What about putting notices online?
Pisca also cautioned committee members about making the assumption everyone gets their information via websites.
“Rural areas and aging populations statistics show that A: they have a lack of broadband and B: aging populations just don’t gravitate toward websites as often,” he said. “They are no less citizens, they are entitled to know what their government is doing as well.”
Inkom GOP Rep. Randy Armstrong and Boise Democratic Rep. John Gannon both voted against the bill, pointing out that expecting residents and vendors to keep tabs on numerous websites is onerous and could lead to less transparency.
“We’ve got 900 taxing districts, many can be under the radar,” Gannon said.
“If the bid is going out to some mysterious site, it does seem we are eliminating a large measure of transparency,” as opposed to printing a legal notice in a newspaper, Armstrong added.
To prove their points, during the committee meeting, Gannon went to the Idaho public notice website and learned about a bid opportunity in Glenns Ferry along with bid opportunities in other areas of the state. Armstrong looked up one school district’s website. He could not find the names of the district’s board members or the times of basketball games. Smaller school districts may have a hard time modernizing or updating their websites to accurately post and archive state-mandated legal notices.

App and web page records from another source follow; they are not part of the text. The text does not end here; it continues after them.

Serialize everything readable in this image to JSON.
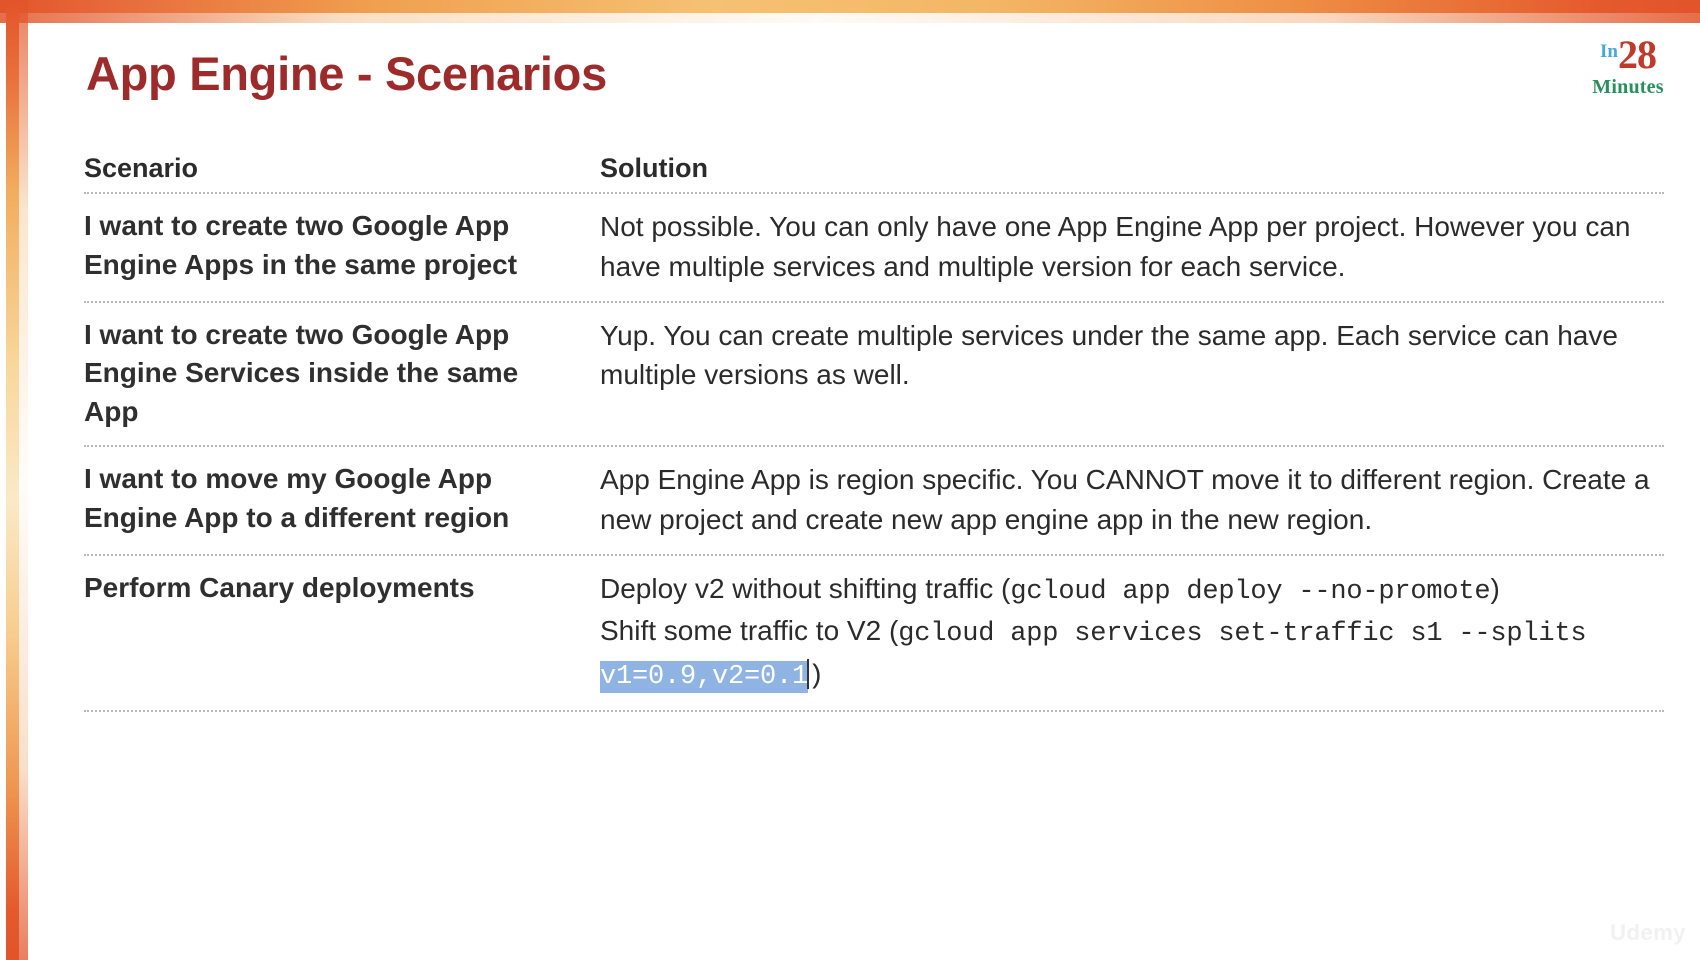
{
  "slide": {
    "title": "App Engine - Scenarios",
    "watermark": "Udemy"
  },
  "logo": {
    "prefix": "In",
    "number": "28",
    "suffix": "Minutes",
    "colors": {
      "prefix": "#4aa8d8",
      "number": "#c0392b",
      "suffix": "#2a8f5f"
    }
  },
  "theme": {
    "title_color": "#9d2b2b",
    "border_accent": "#e2542a",
    "border_mid": "#fbe9c6",
    "selection_bg": "#8fb4e3",
    "selection_fg": "#ffffff",
    "rule_color": "#b9b9b9"
  },
  "table": {
    "headers": {
      "scenario": "Scenario",
      "solution": "Solution"
    },
    "rows": [
      {
        "scenario": "I want to create two Google App Engine Apps in the same project",
        "solution": "Not possible. You can only have one App Engine App per project. However you can have multiple services and multiple version for each service."
      },
      {
        "scenario": "I want to create two Google App Engine Services inside the same App",
        "solution": "Yup. You can create multiple services under the same app. Each service can have multiple versions as well."
      },
      {
        "scenario": "I want to move my Google App Engine App to a different region",
        "solution": "App Engine App is region specific. You CANNOT move it to different region. Create a new project and create new app engine app in the new region."
      }
    ],
    "canary_row": {
      "scenario": "Perform Canary deployments",
      "line1_prefix": "Deploy v2 without shifting traffic (",
      "line1_code": "gcloud app deploy --no-promote",
      "line1_suffix": ")",
      "line2_prefix": "Shift some traffic to V2 (",
      "line2_code": "gcloud app services set-traffic s1 --splits ",
      "line2_selected": "v1=0.9,v2=0.1",
      "line2_suffix": ")"
    }
  }
}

“I am not sure the average school district is ready to do all this,” Armstrong said.
Rep. Julianne Young, R-Blackfoot, pointed out to the committee that this legislation applies only to IT bids of $100,000 or more.
“So while it may true that we have many taxing districts, I doubt that all 900 of these taxing districts would ever solicit a bid for IT in excess of $100,000,” said Young, who voted in favor of the bill.
Nampa GOP Rep. Brent Crane voted against the bill, saying he supports a one-stop-shopping approach, “instead of a patchwork system.”
“We need one portal where the citizens of Idaho can go to find where these legal notices are,” Crane said. “We have over 100 school districts. If each one of them advertises for it, it is going to be in 100-plus different places.”
Crane said he thinks the newspaper landscape is changing as more people shift from reading hard-copy newspaper editions to digital ones, and, the state and its legal notice requirements, must adjust, too.
“People are using online mediums instead of print mediums, and I believe it is the future,” Crane said “The general public in Idaho should have an expectation that if they are going to bid on any type of procurement for state dollars, this is the website that you go to, ... instead of a patchwork system that I think this [legislation] will create.”
Raymond’s bill now heads to House floor for a full vote.